The judge in this case has thrown out the lawsuit, although I think the Borings had a valid claim for trespassing if Google’s employees had set foot on the Borings’ property. It’s not necessary to cause any damage to someone’s property to be liable for trespassing: in America, we’re pretty big on sovereign property rights. (See also: that guy in Texas who shot some kids that broke into his house. Don’t mess with Texans.)

The lawsuit was by and large without merit for the same reason that other prior lawsuits relating to Google Street View were unsuccessful: you haven’t lost any privacy simply because your house is visible from the sidewalk. No one has invaded your home because you left your curtains open and people can see your cat. The fact that I don’t have to leave my house to look at your sidewalk is nicely tempered by the fact that the photos are months or years out of date. Your cat’s probably not perched on the back of that couch.

I’ve already alluded to the second big reason: nobody cares about Mr. and Mrs. Boring. Or Mary Kalin-Casey. Until they made a big enough fuss about the internet removing their privacy, they were all anonymous: nobody knew who they were.
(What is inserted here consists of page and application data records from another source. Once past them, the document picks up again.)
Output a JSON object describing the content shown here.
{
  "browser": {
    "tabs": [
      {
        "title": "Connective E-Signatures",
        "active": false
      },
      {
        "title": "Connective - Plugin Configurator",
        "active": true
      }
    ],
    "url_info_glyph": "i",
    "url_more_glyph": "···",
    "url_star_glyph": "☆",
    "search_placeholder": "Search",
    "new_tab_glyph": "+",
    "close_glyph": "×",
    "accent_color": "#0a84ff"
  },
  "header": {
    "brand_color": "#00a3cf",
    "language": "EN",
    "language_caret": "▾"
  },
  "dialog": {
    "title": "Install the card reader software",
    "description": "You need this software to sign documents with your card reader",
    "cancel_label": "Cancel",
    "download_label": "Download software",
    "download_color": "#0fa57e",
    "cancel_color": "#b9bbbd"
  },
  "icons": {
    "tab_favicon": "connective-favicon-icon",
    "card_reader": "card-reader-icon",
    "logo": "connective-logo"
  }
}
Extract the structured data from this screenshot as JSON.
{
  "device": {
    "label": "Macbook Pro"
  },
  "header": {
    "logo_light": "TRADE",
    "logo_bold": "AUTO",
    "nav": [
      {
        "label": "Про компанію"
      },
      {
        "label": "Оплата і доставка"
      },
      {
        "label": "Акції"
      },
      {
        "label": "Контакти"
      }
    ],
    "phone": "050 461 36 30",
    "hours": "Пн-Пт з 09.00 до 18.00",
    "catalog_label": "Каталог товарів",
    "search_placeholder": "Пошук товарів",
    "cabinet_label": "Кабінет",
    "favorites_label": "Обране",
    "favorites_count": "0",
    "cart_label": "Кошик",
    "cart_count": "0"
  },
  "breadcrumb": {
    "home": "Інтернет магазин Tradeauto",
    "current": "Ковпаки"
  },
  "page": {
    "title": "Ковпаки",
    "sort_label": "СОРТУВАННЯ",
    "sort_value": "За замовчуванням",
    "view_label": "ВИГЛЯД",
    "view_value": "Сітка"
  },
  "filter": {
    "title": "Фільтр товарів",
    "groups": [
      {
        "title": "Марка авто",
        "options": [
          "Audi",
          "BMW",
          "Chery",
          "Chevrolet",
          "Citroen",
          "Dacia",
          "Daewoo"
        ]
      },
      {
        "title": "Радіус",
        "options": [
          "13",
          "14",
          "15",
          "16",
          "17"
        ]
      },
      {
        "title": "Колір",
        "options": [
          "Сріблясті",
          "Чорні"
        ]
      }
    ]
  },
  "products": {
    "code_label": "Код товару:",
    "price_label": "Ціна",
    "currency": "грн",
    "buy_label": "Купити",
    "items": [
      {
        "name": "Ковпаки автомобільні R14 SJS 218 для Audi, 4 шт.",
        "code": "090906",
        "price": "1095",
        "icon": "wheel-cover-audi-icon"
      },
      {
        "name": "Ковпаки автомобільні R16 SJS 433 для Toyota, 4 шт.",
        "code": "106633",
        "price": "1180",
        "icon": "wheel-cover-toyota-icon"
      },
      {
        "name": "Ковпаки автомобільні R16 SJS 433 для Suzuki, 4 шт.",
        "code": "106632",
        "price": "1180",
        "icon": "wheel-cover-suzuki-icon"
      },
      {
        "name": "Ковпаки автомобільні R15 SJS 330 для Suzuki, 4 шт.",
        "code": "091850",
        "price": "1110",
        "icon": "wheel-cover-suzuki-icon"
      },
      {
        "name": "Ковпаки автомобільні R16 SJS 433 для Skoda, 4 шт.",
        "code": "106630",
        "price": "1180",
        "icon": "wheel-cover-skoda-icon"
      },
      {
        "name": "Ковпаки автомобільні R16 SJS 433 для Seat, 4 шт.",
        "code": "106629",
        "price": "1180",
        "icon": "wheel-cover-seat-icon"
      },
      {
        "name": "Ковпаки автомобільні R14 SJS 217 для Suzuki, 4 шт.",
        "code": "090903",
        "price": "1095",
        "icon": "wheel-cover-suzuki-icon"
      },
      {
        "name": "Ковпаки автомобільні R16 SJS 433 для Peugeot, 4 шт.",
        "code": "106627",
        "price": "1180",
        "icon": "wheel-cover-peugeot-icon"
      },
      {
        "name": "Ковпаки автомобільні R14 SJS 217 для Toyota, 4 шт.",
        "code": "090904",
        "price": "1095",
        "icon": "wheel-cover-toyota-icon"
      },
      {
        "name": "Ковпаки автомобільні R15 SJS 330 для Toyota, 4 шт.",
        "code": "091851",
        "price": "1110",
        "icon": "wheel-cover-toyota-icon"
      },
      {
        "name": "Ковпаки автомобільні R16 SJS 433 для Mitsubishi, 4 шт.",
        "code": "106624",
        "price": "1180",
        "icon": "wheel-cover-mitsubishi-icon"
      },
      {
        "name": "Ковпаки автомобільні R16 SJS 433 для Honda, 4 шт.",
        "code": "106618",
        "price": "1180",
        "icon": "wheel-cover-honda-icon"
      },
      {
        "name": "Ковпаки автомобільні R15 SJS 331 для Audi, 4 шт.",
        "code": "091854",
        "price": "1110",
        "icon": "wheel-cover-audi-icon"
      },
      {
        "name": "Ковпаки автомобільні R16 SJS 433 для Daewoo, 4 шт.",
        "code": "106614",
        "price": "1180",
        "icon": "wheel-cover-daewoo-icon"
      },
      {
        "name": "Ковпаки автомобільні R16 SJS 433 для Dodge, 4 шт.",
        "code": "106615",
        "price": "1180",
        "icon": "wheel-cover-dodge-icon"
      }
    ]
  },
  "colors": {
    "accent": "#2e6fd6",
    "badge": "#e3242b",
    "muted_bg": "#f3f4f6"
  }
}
While it was possible to look at their pool or their cat, nobody did. Ironically, in their failed quests to salvage their privacy, they obliterated both their anonymity and their privacy. A quick Google search reveals the home addresses of both The Borings and the apartment building in which Ms. Kalin-Casey lived.

Does this mean that we live under the tyranny of the Techno-Info-Fascist rule of Google, and the only way to remain anonymous is to keep your mouth shut and hope that the great panopticon’s lantern is not shone on you? I don’t think so. Photographs of public places are hardly oppressive - that you are visible in public is not an invasion of privacy.

Honestly, the telephone book provides more useful information than Google does. Any crazed stalker will need to know where you live before he needs to know whether your house has red shutters or green ones. You could drive around for hours in Oakland, looking for a single beige apartment building. I just don’t see the harm or lost privacy in taking photos like this in public places.

The internet is not some magical wonderland, where social norms break down because information is digital. Publishing details of your criminal activities is always a bad idea, whether online or in the newspaper. And likewise, public places are just that: public, whether online or in the phone book.